    This is a great point from the author. The ease of access to archiving what is most dear and important to us is amazing especially compared to photo books, just mere two decades ago being the norm. At the same time it can affect us negatively by not allowing the person to move on. Be it good or bad, there's continuous memories being being renewed and witnessed again. Not by our perception of the events, but by archived data, whatever it may be.

    All along there was the option to go nuclear. The big delete. I could trash all my old photos in Apple’s and Google’s apps, obliterate accounts, remove widgets, delete cookies, and clear my browser cache again and again. I could use Instagram’s archive tool, tell any and every app I no longer wanted to see their crappy ads until they got the hint, and quietly unfriend and unfollow. I could turn off On This Day notifications in Facebook and untag my ex’s face.

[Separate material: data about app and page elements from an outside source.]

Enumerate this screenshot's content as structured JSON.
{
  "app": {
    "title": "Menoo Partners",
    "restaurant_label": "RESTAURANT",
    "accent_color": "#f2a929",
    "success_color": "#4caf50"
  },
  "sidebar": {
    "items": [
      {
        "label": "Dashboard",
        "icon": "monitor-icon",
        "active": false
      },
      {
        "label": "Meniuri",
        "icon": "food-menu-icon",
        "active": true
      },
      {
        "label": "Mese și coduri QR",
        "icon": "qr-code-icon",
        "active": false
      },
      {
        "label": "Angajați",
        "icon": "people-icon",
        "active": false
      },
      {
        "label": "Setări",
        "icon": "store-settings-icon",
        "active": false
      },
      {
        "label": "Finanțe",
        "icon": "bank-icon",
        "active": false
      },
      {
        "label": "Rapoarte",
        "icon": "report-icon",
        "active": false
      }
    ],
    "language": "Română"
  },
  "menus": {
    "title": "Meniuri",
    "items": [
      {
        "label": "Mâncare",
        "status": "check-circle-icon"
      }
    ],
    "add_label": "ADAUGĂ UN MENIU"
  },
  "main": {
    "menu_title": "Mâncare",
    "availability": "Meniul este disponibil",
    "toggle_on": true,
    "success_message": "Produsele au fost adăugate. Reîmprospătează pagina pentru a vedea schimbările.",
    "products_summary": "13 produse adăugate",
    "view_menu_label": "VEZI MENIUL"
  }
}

    I managed to do half the work. But that’s exactly it: It’s work. It’s designed that way. It requires a thankless amount of mental and emotional energy, just like some relationships. And even if you find the time or energy to navigate settings and submenus and customer support forms, you still won’t have ultimate control over the experience. In Apple Photos, you can go to Memories, go through the collage the app has assembled for you, delete a collage, untag a person or group of people, or tell the app you want to see fewer Memories like it. The one thing you can’t do? Opt out of the Memories feature entirely. Google’s options are slightly more granular: You can indicate that there’s a time period from which you don’t want to see photos, in addition to hiding specific people. Which works, I suppose, if the time period you’re considering isn’t eight years.

    7 votes